Grove City College is an economic engine that’s responsible, directly and indirectly, for more than $175 million in statewide impact annually, according to a new study of Pennsylvania’s independent colleges and universities.
The College pumps more than $85 million directly into the state, regional and local economies, according to the Association of Independent Colleges and Universities of Pennsylvania (AICUP.) Indirect and induced effects generated by the College total almost $90 million, AICUP reports.
Grove City College also “supports and sustains” 1,547 jobs in the state, including those employed directly by the College and others created by supply and equipment vendors, contractors and service jobs to support students, faculty, staff and visitors, AICUP’s analysis revealed.
The report found that the College, a private non-profit corporation that does not accept federal taxpayer funding, helps generate more than $8 million in tax revenue every year for state and local government coffers.
Data for Grove City College comes from a statewide study conducted by AICUP in 2018 that finds independent nonprofit colleges and universities have an outsize impact in the Keystone State.

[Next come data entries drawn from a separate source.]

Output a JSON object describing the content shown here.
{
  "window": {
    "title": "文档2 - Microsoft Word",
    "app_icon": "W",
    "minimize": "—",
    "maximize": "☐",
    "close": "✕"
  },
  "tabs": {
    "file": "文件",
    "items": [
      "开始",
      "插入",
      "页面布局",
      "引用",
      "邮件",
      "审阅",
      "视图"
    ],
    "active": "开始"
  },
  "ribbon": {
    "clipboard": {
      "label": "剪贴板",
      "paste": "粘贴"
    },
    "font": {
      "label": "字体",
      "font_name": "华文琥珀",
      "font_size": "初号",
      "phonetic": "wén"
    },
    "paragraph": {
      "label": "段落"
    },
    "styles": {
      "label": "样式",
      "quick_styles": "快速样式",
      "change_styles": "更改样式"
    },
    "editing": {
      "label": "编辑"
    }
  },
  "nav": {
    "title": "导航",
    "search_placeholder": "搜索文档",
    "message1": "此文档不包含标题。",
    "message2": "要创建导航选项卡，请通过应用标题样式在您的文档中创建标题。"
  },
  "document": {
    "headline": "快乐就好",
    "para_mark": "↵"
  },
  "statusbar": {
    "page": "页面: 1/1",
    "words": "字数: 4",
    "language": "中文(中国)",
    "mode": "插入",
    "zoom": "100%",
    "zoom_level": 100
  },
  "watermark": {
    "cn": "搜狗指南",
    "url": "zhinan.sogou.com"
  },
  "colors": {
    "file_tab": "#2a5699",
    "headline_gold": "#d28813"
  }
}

According to the report:
- Statewide, Grove City College and other independent colleges and universities generated $24 billion annually in economic impact, supported 200,000 jobs and produced about $1 billion in tax revenue.
- Regionally, private colleges generated almost a billion dollars ($931,877, 593) in economic impact in northwestern Pennsylvania, supported 7,965 jobs and produced $43 million in tax revenue.
AICUP, which represents more than 90 independent non-profit colleges and universities in Pennsylvania, says the report clearly illustrates the value of private higher education to communities beyond their campuses. Grove City College is a member of AICUP.
As well as serving as drivers of local economies and job creators, independent colleges like Grove City act as “community anchors” that vitalize towns and cities by enriching cultural life, providing a philanthropic and volunteer base and impacting lives “way beyond the economic measures that are the highlight of this report,” according to AICUP President Tom Foley.
The study focuses on how Grove City College contributes economically to the local community and the commonwealth through dollars spent by the College, students and families, faculty, staff and vendors, jobs created and public services provided. That positive impact on the economy is just one of the ways that the College serves the greater good of the community of which it is an integral part.
The report highlights Grove City College’s Project on Rural Ministry, a Lilly grant-funded project that aims to develop through dialog and action strategies for strengthening the ministry of pastors and their congregations in Pennsylvania, New York and Ohio. The project is a community outreach and a research project that involves 30 pastors, several academic departments and faculty members, the College’s Center for Entrepreneurship + Innovation and students from different disciplines.
The report cites former Grove City College president Richard G. Jewell ’67, who notes that independent colleges “have been bulwarks during times of societal change and workforce pipelines in times good and bad; they have provided access to a wealth of community events and activities that would otherwise simply not be available in the towns, boroughs, cities and counties in which they thrive.”